Is there anyone left on the left who is not outraged at Barack Obama for something? If they're out there, I never come across them.  

Some outrage is good for politics, but only if the outrage can be translated into action.  The Democrats needed more outrage to advance their healthcare initiative, for example, so an online whip count effort to rally votes for healthcare reform was created, inspiring tens of thousands of ordinary Americans to participate in the healthcare debate in a constructive way.   That was outrage put to useful ends. But for the most part, the ordinary people I talk to say that they are turned off by the 24/7 general, non-productive outrage they see from their friends on the left and the right. 

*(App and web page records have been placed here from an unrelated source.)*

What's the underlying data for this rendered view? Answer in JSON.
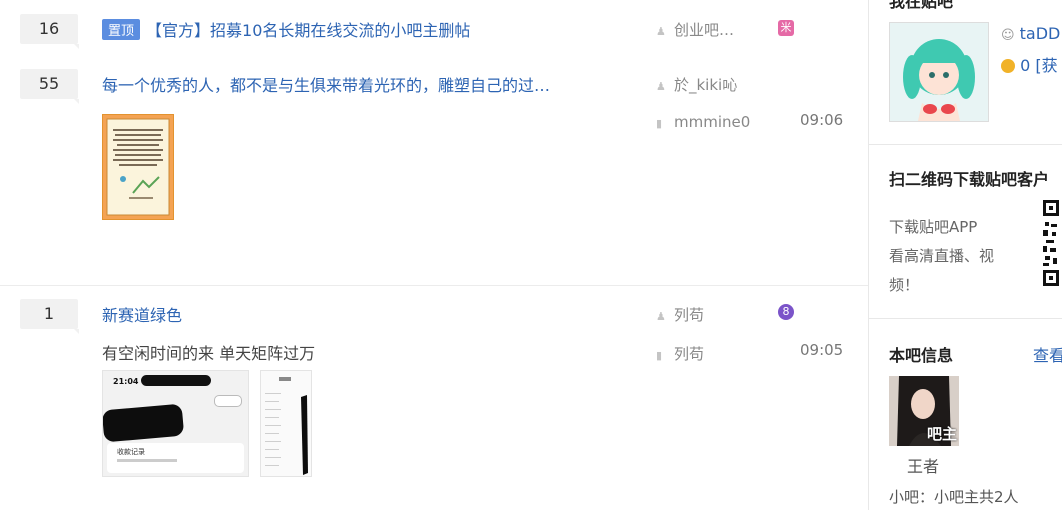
{
  "threads": [
    {
      "reply_count": "16",
      "badge": "置顶",
      "title": "【官方】招募10名长期在线交流的小吧主删帖",
      "author": "创业吧…",
      "level_badge": "米"
    },
    {
      "reply_count": "55",
      "title": "每一个优秀的人，都不是与生俱来带着光环的，雕塑自己的过…",
      "author": "於_kiki吣",
      "last_reply_user": "mmmine0",
      "last_reply_time": "09:06"
    },
    {
      "reply_count": "1",
      "title": "新赛道绿色",
      "abstract": "有空闲时间的来 单天矩阵过万",
      "author": "列苟",
      "level_badge": "8",
      "last_reply_user": "列苟",
      "last_reply_time": "09:05",
      "thumb_phone": {
        "time": "21:04",
        "record_label": "收款记录"
      }
    }
  ],
  "sidebar": {
    "my_forum_title": "我在贴吧",
    "username": "taDD",
    "coins": "0",
    "get_link": "[获",
    "qr_title": "扫二维码下载贴吧客户",
    "qr_desc_1": "下载贴吧APP",
    "qr_desc_2": "看高清直播、视",
    "qr_desc_3": "频！",
    "forum_info_title": "本吧信息",
    "view_link": "查看",
    "manager_badge": "吧主",
    "manager_name": "王者",
    "sub_managers": "小吧：小吧主共2人"
  }
}
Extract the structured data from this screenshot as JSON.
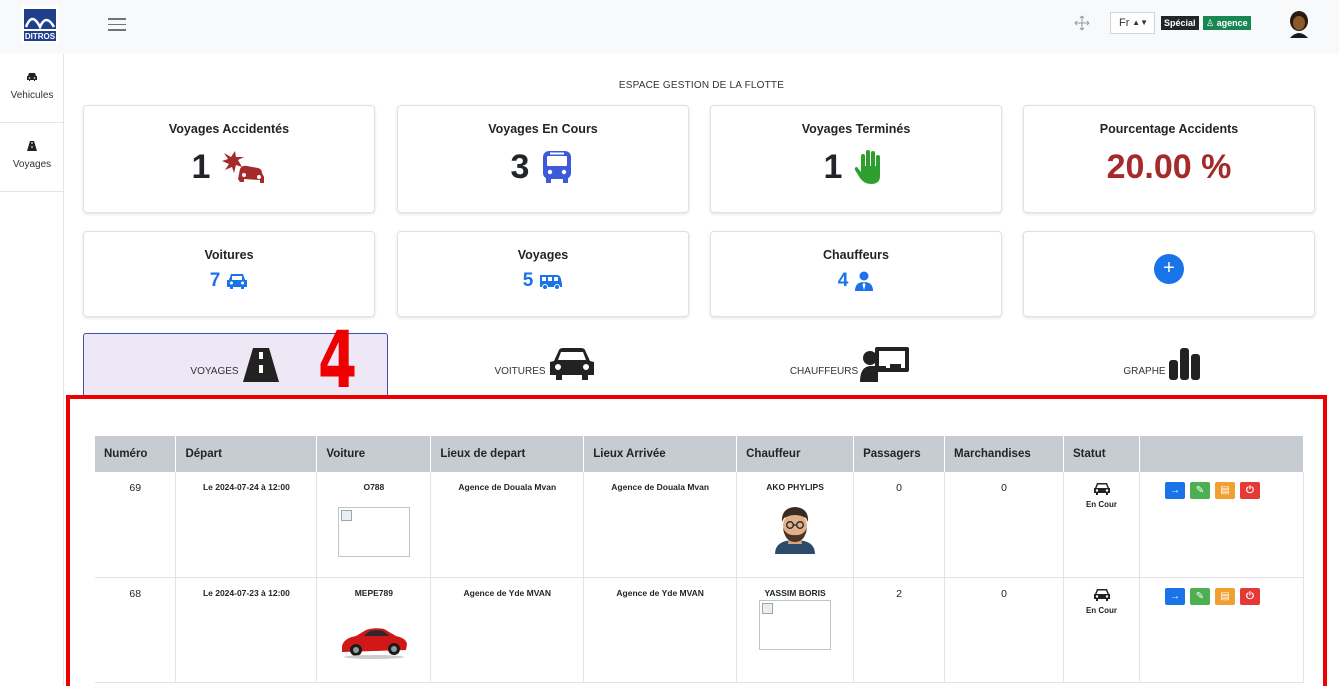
{
  "header": {
    "logo_text": "DITROS",
    "lang": "Fr",
    "badge_special": "Spécial",
    "badge_agence": "agence"
  },
  "sidebar": {
    "items": [
      {
        "label": "Vehicules",
        "icon": "car-icon"
      },
      {
        "label": "Voyages",
        "icon": "road-icon"
      }
    ]
  },
  "main": {
    "title": "ESPACE GESTION DE LA FLOTTE",
    "stats_top": [
      {
        "title": "Voyages Accidentés",
        "value": "1",
        "icon": "car-crash-icon",
        "color": "#a52a2a"
      },
      {
        "title": "Voyages En Cours",
        "value": "3",
        "icon": "bus-icon",
        "color": "#3b5bdb"
      },
      {
        "title": "Voyages Terminés",
        "value": "1",
        "icon": "hand-stop-icon",
        "color": "#2e9e2e"
      },
      {
        "title": "Pourcentage Accidents",
        "value": "20.00 %"
      }
    ],
    "stats_bottom": [
      {
        "title": "Voitures",
        "value": "7",
        "icon": "car-icon"
      },
      {
        "title": "Voyages",
        "value": "5",
        "icon": "shuttle-van-icon"
      },
      {
        "title": "Chauffeurs",
        "value": "4",
        "icon": "user-tie-icon"
      },
      {
        "title": "",
        "value": "+",
        "icon": "plus-icon"
      }
    ],
    "tabs": [
      {
        "label": "VOYAGES",
        "icon": "road-icon",
        "active": true
      },
      {
        "label": "VOITURES",
        "icon": "car-icon",
        "active": false
      },
      {
        "label": "CHAUFFEURS",
        "icon": "chalkboard-teacher-icon",
        "active": false
      },
      {
        "label": "GRAPHE",
        "icon": "bar-chart-icon",
        "active": false
      }
    ],
    "annotation": "4"
  },
  "table": {
    "columns": [
      "Numéro",
      "Départ",
      "Voiture",
      "Lieux de depart",
      "Lieux Arrivée",
      "Chauffeur",
      "Passagers",
      "Marchandises",
      "Statut",
      ""
    ],
    "rows": [
      {
        "numero": "69",
        "depart": "Le 2024-07-24 à 12:00",
        "voiture": "O788",
        "lieu_depart": "Agence de Douala Mvan",
        "lieu_arrivee": "Agence de Douala Mvan",
        "chauffeur": "AKO PHYLIPS",
        "passagers": "0",
        "marchandises": "0",
        "statut": "En Cour"
      },
      {
        "numero": "68",
        "depart": "Le 2024-07-23 à 12:00",
        "voiture": "MEPE789",
        "lieu_depart": "Agence de Yde MVAN",
        "lieu_arrivee": "Agence de Yde MVAN",
        "chauffeur": "YASSIM BORIS",
        "passagers": "2",
        "marchandises": "0",
        "statut": "En Cour"
      }
    ]
  },
  "colors": {
    "accent": "#1a73e8",
    "danger": "#a52a2a",
    "frame": "#ee0000",
    "header_bg": "#c7ccd3"
  }
}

What Americans see, lately, from this outrage pandemic is a daily drama of name-calling hurled at President Obama from both sides of the political spectrum.  The right now routinely says Obama is no different than "Hitler" and "Carter" and "Arafat," while the left compares him to "Kissinger" and "Reagan" and "Bush."   None of it is true, of course.   I could argue that the schnauzer across the hall is like Hitler and that the Pekingese is like Kissinger--but it doesn't make it true.  All this historical name calling is just shorthand for both sides saying: Obama is the worst there could be, and that's all I'm going to contribute to this debate. Outrage, thy name is Hitler (and Carter, and Arafat, and Kissinger...).

Curiously, while the outrage pandemic has spread to every corner of the American political system, reducing it to the point where it seems near death, the Europeans are not suffering as we are.

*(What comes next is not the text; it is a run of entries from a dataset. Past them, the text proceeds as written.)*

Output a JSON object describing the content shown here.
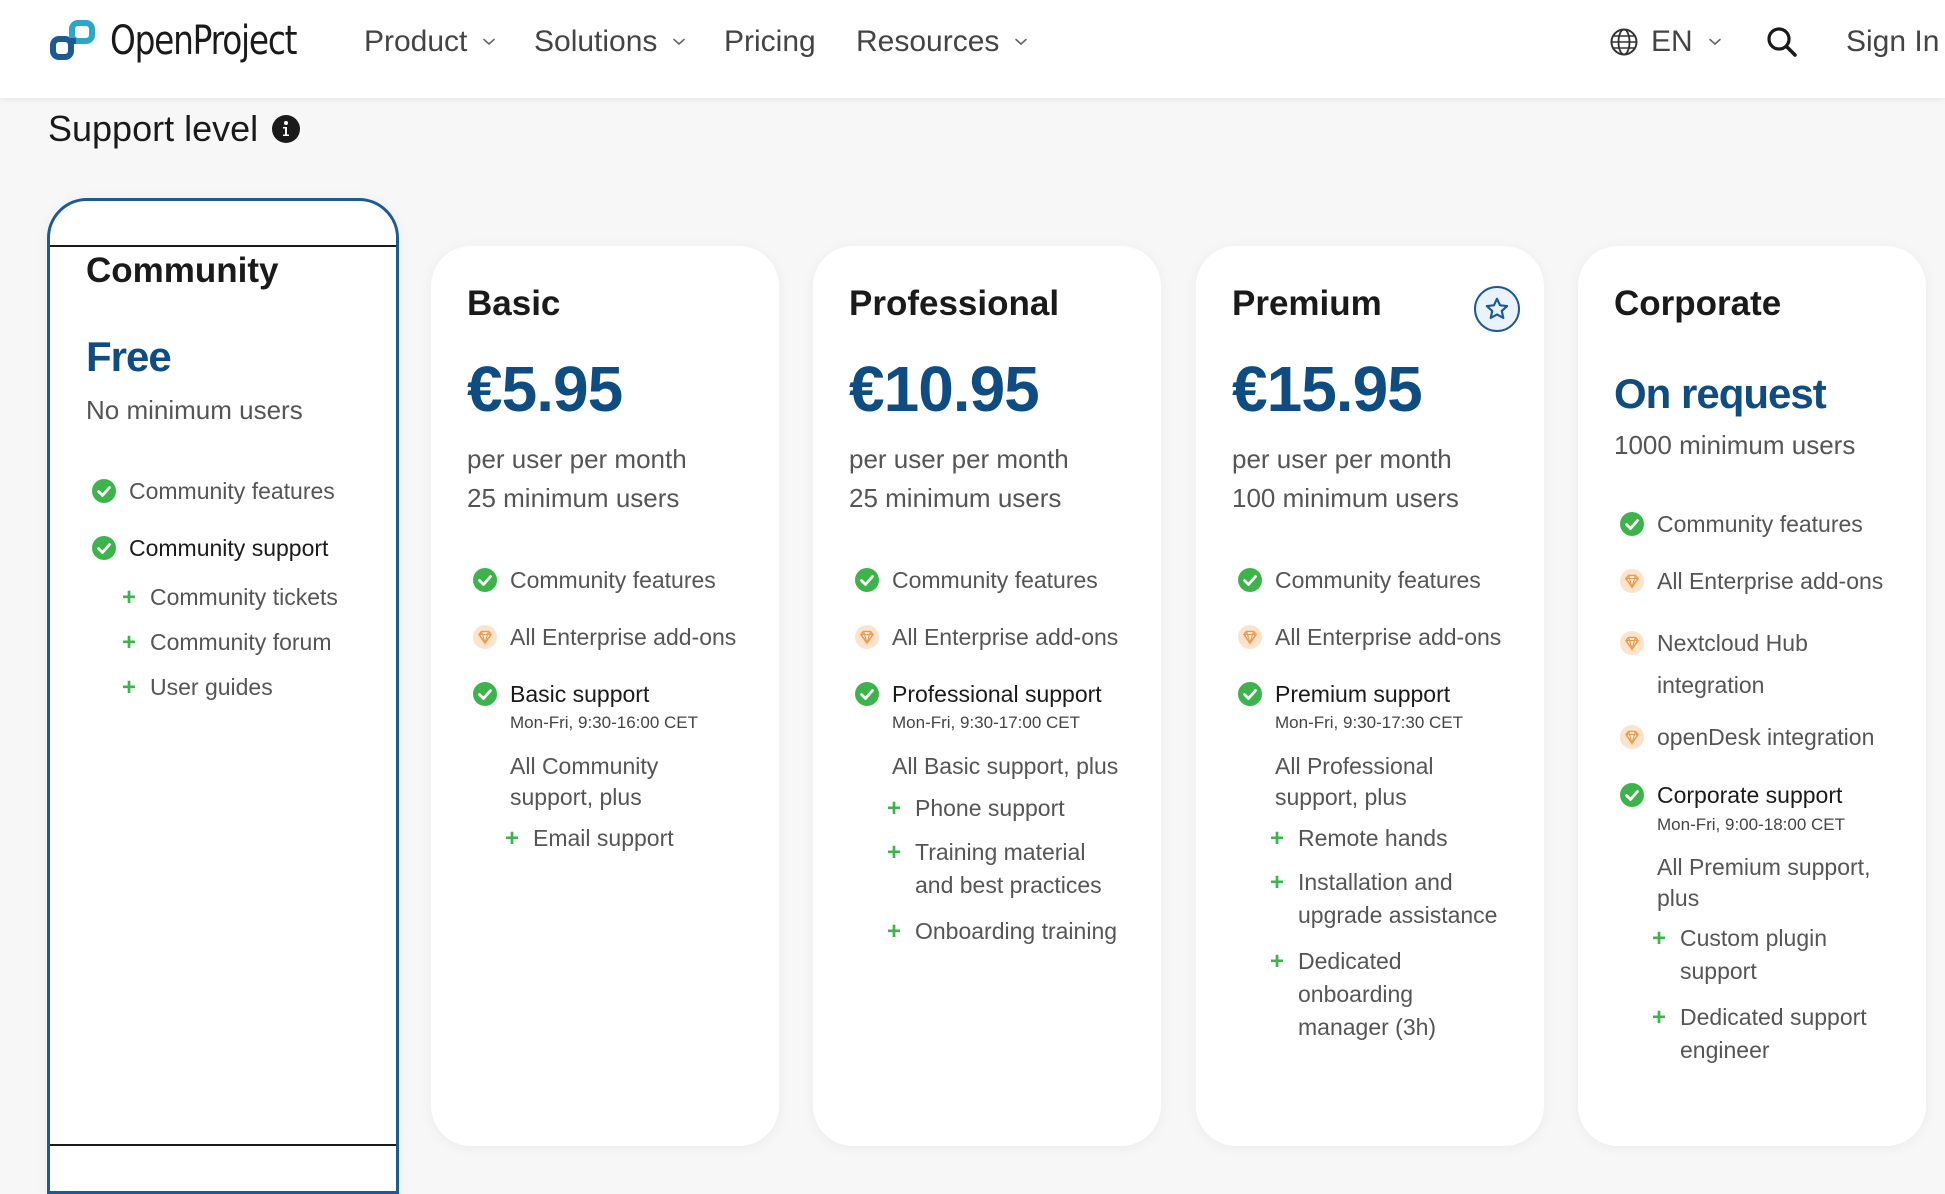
{
  "header": {
    "logo_text": "OpenProject",
    "nav": {
      "product": "Product",
      "solutions": "Solutions",
      "pricing": "Pricing",
      "resources": "Resources"
    },
    "language": "EN",
    "sign_in": "Sign In"
  },
  "section": {
    "title": "Support level"
  },
  "colors": {
    "brand_blue": "#0f4c81",
    "check_green": "#3cb44b",
    "addon_orange": "#f0a05a"
  },
  "plans": {
    "community": {
      "name": "Community",
      "price": "Free",
      "min_users": "No minimum users",
      "features": [
        "Community features",
        "Community support"
      ],
      "extras": [
        "Community tickets",
        "Community forum",
        "User guides"
      ]
    },
    "basic": {
      "name": "Basic",
      "price": "€5.95",
      "per": "per user per month",
      "min_users": "25 minimum users",
      "features": [
        "Community features",
        "All Enterprise add-ons"
      ],
      "support": "Basic support",
      "hours": "Mon-Fri, 9:30-16:00 CET",
      "includes": "All Community support, plus",
      "extras": [
        "Email support"
      ]
    },
    "professional": {
      "name": "Professional",
      "price": "€10.95",
      "per": "per user per month",
      "min_users": "25 minimum users",
      "features": [
        "Community features",
        "All Enterprise add-ons"
      ],
      "support": "Professional support",
      "hours": "Mon-Fri, 9:30-17:00 CET",
      "includes": "All Basic support, plus",
      "extras": [
        "Phone support",
        "Training material and best practices",
        "Onboarding training"
      ]
    },
    "premium": {
      "name": "Premium",
      "price": "€15.95",
      "per": "per user per month",
      "min_users": "100 minimum users",
      "features": [
        "Community features",
        "All Enterprise add-ons"
      ],
      "support": "Premium support",
      "hours": "Mon-Fri, 9:30-17:30 CET",
      "includes": "All Professional support, plus",
      "extras": [
        "Remote hands",
        "Installation and upgrade assistance",
        "Dedicated onboarding manager (3h)"
      ]
    },
    "corporate": {
      "name": "Corporate",
      "price": "On request",
      "min_users": "1000 minimum users",
      "features": [
        "Community features",
        "All Enterprise add-ons",
        "Nextcloud Hub integration",
        "openDesk integration"
      ],
      "support": "Corporate support",
      "hours": "Mon-Fri, 9:00-18:00 CET",
      "includes": "All Premium support, plus",
      "extras": [
        "Custom plugin support",
        "Dedicated support engineer"
      ]
    }
  }
}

From the perspective of the Nobel Committee in Copenhagen, American politics is not a patient laying comatose on a table, but a shining beacon of hope shining anew after the darkness of the last eight years.

For the Europeans, Barack Obama ended nearly a decade of outrage in response to Bush's and Cheney's  military policies. The election of Barack Obama was greeted by Europeans (and Asians, and Africans, and Latin Americans) not just as a turning point in history, but as step in the direction of survival.

Over the course of nearly a decade, the rest of the world watched the policies of the Bush administration and worried about the rising specter of nuclear annihilation--a fear that had not gripped the world so strongly since the end of the Cold War.

Awarding the Nobel Peace Prize to Barack Obama seemed to carry with it a collective sigh of relief from Europe, if not the world.  If the Nobel medal could speak, this year it would say, "Thank you, for stopping that crazy march to military madness that worried us all so much!"

America is still in Iraq and considering sending more troops to Afghanistan.  Yet, we these military actions are not being driven through by propaganda campaigns and bellicose brinkmanship.  We no longer turn on our televisions to be greeted by constant White House speeches warning that terrorists will destroy our shopping malls with nuclear bombs tomorrow if we fail to invade Iraq and Iran and Afghanistan, today.  The world still has problems, but the biggest kid on the global stage is no longer picking fights everyday with everyone else.

In response to the logic behind this year's Nobel, it is not surprising that the left and the right vented their outrage at Obama. Our outrage pandemic is far from over.  And yet, as someone who stood in the cold to watch Barack Obama's inauguration, and who felt that optimism for Democracy in a way that I cannot recall feeling before or since, I understand why the Europeans might still feel it strong enough to give Obama the Nobel Prize.

Perhaps we should take this Nobel Peace Prize as an invitation to remember that feeling of optimism we felt less than one year ago--a chance to recall that feeling with the help of an old friend who still believes in its potential.

So, amidst the latest outbreak of outrage springing up across America, take a few moments to enjoy Barack Obama's Nobel Prize.  The way our outrage pandemic is growing, it could be a long time before we feel good again--about Barack Obama or anything else for that matter.